After two years of planning, applying and waiting, Humboldt’s town square bandstand is now on the National Register of Historical Places.
The Downtown Action Team was notified this week of the Jan. 8 listing. Larry Tucker, Humboldt city administrator, said he is pleased with the end result.
“It’s a center point in our town,” he said. “Hopefully, it will bring lots of people to the area.”
Two summers ago the team contacted the Kansas Historical Society and told them about the park and bandstand. Two women from the society came down and examined the area. The bandstand, which was built in the early 1900s, was a good candidate for the list. The team was told the entire park qualified. Because the property belongs to the city, the team addressed the council.
“The council had concerns that if the park was included we wouldn’t be able to add anything to the park,” Tucker said.
Once a place is listed on the Register any improvements must be approved by them. So the team went ahead and submitted only the bandstand as a potential qualifier.
The DAT made improvements to the bandstand. It raised $10,000 in materials to make cosmetic changes to the flooring, ceilings and new lighting.
“B & W and Monarch helped a lot with the material and labor,” Tucker said. “We found out that the pillars were about to fall in and B & W helped fix that.”
Tucker said with the new improvements the team hopes the bandstand will last another 50 years.
“This is really a community project,” he said. “Hopefully people can feel proud.”
The Humboldt High School Band will have a spring concert on the stand and other entertainment will play on the structure in the future.
THE STAND is just the beginning for Humboldt. The DAT is working toward having a historic business district. There will be a survey done this summer to examine buildings around the square and in the city. Tucker said the properties that qualify will be available for tax credit funding or grant fundings.
Before, a Kansas law made it difficult to have buildings qualify. Tucker credited Sen. Caryn Tyson and the late Ed Bideau to have the law removed.
“This helps build and upgrade historical structures in small communities,” Tucker said.
There are about 30 properties that will be included in the survey this summer.

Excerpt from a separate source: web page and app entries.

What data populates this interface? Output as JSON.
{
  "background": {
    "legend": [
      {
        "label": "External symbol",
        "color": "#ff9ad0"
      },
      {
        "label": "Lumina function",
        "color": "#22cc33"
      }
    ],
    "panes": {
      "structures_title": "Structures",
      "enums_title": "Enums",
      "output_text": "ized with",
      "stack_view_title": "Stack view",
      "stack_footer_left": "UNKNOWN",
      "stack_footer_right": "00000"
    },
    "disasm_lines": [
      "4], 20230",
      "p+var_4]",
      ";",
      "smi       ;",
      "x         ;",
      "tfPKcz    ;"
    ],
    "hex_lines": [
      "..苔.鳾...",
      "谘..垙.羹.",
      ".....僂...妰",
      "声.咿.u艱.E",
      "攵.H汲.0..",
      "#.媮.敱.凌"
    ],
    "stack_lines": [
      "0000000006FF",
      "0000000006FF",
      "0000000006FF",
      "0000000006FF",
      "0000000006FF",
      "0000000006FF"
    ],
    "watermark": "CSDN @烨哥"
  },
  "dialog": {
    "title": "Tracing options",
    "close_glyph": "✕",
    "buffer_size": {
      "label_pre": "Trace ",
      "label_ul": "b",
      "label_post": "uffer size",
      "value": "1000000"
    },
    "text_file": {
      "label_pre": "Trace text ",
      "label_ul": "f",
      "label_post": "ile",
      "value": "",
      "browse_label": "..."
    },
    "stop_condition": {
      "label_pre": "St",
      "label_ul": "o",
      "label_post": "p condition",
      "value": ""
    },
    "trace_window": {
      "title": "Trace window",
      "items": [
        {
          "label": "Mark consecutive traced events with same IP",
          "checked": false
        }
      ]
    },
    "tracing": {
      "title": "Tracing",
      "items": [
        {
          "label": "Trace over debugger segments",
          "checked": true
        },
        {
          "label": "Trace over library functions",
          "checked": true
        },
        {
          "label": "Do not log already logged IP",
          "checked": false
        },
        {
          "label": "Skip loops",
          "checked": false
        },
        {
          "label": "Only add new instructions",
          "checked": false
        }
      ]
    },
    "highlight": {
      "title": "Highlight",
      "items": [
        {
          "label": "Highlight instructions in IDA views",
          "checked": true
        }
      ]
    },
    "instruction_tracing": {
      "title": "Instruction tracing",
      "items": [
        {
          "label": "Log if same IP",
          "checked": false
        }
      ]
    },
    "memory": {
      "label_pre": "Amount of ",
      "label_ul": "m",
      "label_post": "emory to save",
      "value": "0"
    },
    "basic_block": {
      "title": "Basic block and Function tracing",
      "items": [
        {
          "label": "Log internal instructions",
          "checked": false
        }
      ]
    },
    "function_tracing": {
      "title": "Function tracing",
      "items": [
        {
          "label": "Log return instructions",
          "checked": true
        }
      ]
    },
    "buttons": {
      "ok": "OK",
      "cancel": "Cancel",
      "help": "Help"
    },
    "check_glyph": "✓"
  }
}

Tucker said the city is hoping to include more of Humboldt on the National Register list. A cabin and shelter in Hunter Park southwest of town are also candidates.
“The cabin is close to 100 years old,” he said. “It would accomplish the same thing. Bring people to the community and take advantage of the park.”